▸ Task details
Tally how many lines in the data hold the word "name", and give the result with no other text.

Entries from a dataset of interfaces
%%
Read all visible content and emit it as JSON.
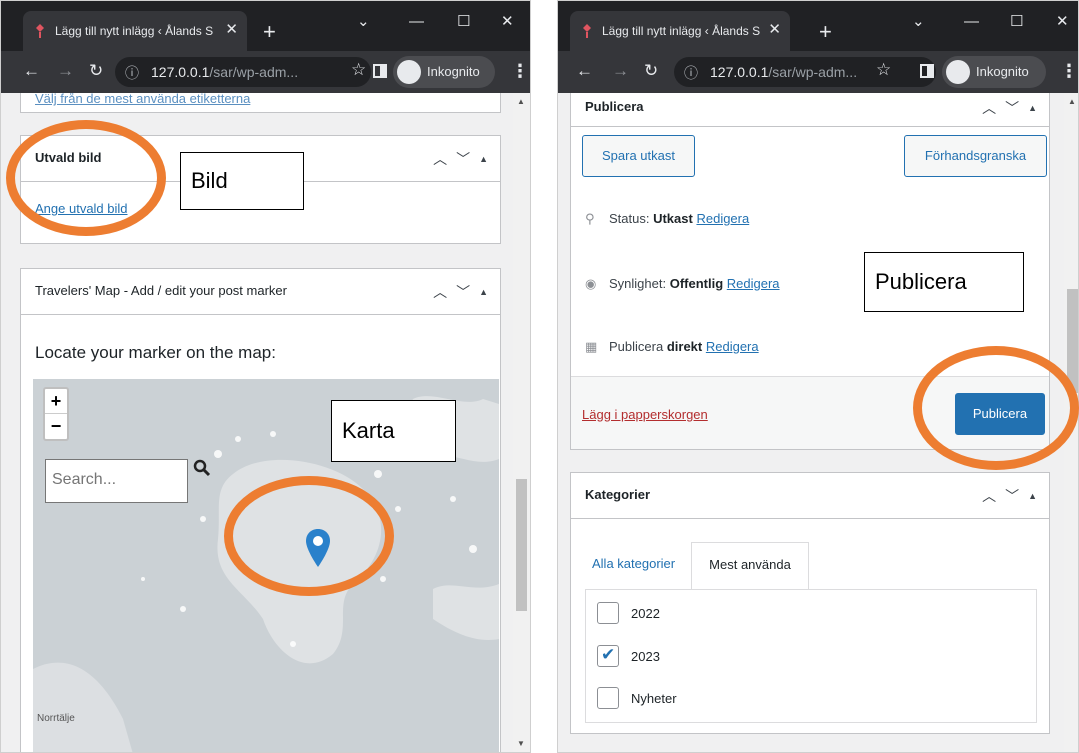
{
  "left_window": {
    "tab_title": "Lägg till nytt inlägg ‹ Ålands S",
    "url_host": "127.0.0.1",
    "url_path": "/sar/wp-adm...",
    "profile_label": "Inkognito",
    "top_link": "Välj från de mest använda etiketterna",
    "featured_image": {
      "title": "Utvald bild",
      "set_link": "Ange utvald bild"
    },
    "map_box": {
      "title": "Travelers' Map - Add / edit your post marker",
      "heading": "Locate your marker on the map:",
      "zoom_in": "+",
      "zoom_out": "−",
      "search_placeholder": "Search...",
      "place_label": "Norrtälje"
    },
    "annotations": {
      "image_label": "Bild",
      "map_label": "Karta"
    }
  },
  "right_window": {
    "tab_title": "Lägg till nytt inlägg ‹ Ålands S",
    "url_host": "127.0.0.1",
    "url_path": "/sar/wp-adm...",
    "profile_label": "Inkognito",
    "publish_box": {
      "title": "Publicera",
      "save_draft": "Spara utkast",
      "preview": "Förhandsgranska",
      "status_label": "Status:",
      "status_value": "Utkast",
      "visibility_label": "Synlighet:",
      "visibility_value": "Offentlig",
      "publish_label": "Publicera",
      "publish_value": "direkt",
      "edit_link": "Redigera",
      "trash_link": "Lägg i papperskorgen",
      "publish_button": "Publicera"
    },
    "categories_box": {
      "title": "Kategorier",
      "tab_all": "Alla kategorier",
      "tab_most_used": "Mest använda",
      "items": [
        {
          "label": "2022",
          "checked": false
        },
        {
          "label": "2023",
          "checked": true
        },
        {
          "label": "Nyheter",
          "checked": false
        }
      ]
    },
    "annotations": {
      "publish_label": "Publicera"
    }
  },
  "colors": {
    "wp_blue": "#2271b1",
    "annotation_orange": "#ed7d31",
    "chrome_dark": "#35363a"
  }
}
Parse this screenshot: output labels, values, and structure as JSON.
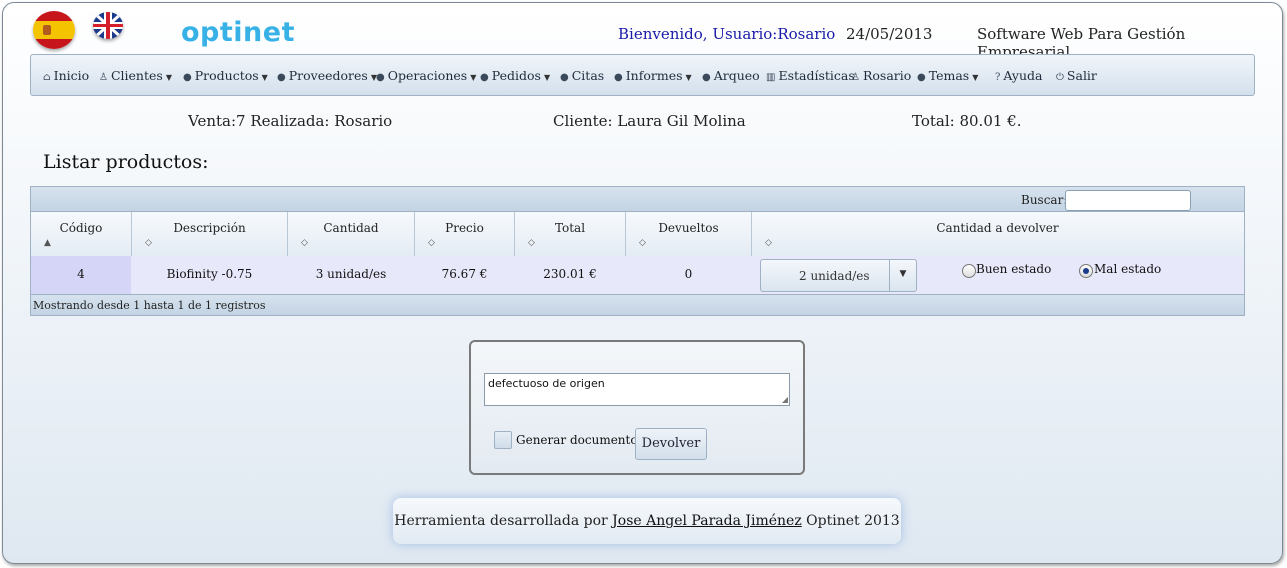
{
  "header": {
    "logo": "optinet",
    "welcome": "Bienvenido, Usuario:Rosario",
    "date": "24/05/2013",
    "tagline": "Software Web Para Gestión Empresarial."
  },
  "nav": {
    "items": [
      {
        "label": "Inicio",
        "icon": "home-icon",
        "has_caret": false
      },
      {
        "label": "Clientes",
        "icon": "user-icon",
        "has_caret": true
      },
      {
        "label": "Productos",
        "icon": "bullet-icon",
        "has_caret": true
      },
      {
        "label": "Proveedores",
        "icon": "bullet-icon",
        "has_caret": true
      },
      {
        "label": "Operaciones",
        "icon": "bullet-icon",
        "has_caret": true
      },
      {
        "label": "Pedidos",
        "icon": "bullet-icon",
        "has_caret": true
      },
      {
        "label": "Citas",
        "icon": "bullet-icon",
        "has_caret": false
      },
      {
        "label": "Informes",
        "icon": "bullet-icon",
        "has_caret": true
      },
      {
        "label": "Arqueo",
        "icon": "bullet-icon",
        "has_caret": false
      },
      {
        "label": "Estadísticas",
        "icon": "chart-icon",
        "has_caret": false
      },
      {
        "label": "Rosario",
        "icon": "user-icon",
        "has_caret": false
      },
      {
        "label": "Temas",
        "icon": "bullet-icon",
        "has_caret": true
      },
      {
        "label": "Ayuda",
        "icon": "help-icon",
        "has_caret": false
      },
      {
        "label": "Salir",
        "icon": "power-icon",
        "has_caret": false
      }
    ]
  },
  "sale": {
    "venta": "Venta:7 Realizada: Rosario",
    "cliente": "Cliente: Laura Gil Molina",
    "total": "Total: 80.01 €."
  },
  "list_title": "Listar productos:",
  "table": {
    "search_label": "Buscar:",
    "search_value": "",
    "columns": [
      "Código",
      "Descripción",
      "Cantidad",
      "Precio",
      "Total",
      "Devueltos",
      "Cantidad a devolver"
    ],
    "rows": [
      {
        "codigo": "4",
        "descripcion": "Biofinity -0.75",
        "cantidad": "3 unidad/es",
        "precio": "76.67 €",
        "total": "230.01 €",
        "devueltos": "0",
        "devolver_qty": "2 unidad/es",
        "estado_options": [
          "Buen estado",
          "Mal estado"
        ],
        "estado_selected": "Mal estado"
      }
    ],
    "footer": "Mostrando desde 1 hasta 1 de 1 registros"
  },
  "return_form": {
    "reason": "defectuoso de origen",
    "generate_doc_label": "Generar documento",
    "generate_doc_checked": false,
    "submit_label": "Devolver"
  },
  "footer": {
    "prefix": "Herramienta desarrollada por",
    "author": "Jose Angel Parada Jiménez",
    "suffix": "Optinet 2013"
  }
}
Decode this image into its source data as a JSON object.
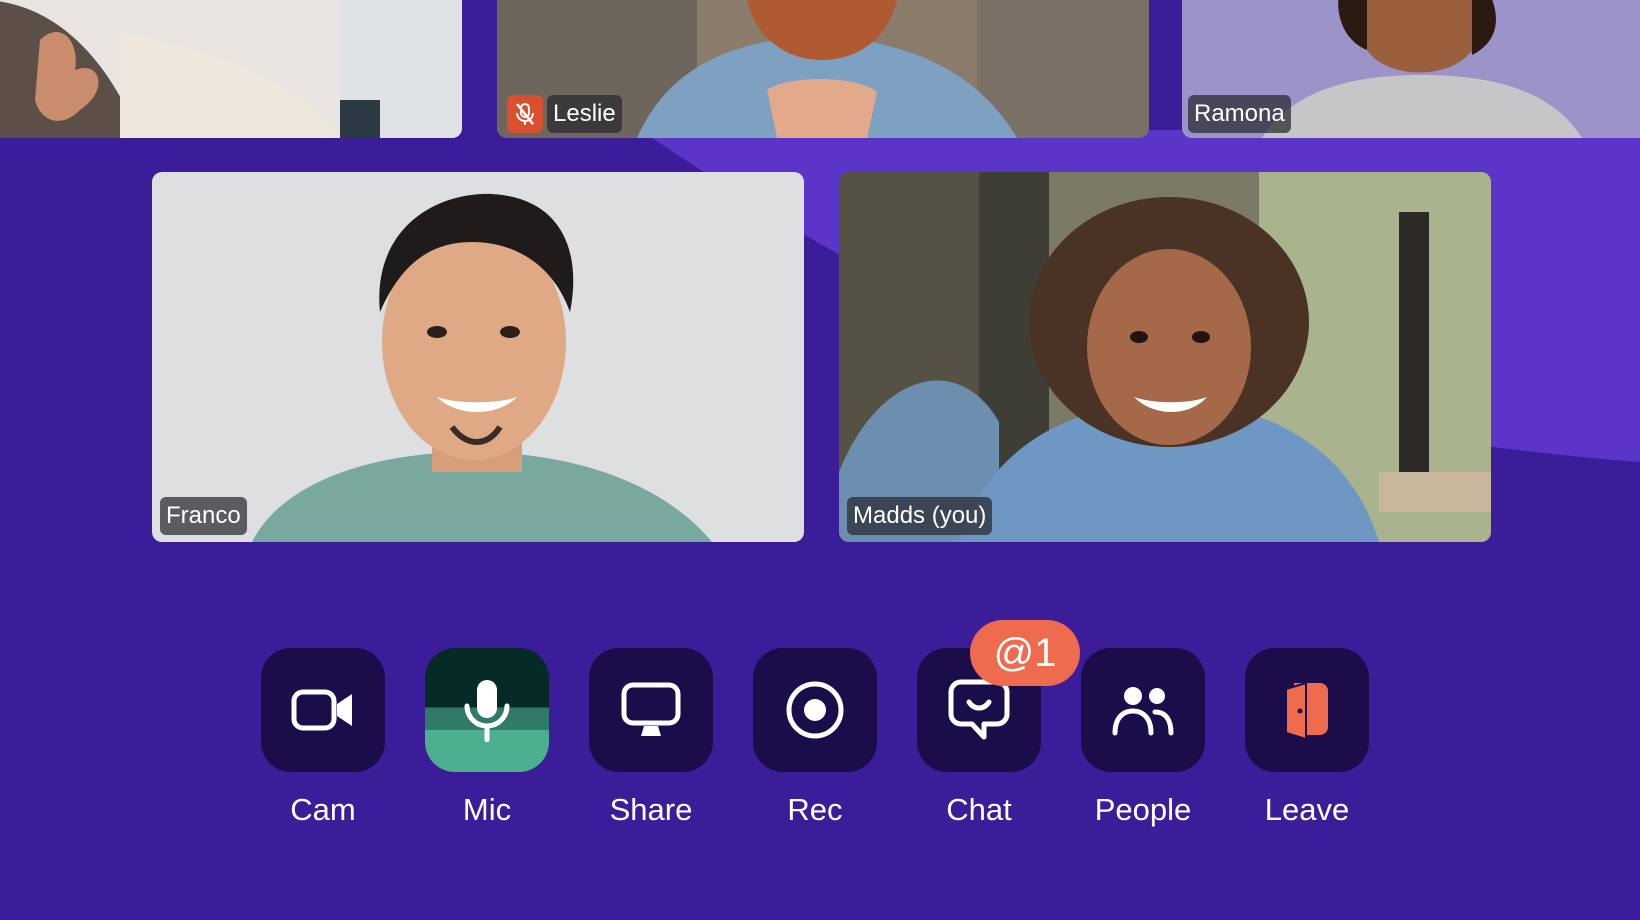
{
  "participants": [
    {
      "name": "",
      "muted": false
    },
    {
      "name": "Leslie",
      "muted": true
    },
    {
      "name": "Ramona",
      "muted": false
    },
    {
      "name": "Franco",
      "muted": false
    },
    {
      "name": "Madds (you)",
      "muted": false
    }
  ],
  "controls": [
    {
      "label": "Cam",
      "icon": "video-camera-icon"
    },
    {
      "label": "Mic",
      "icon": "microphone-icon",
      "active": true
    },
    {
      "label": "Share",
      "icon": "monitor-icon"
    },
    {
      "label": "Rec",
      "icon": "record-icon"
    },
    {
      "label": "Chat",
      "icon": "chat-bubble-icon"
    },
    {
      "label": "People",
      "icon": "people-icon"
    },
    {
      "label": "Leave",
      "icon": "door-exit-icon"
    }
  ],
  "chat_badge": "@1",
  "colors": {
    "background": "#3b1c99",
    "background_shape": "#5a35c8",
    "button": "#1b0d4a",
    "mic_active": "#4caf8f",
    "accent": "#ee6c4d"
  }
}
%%
▸ The completed task
5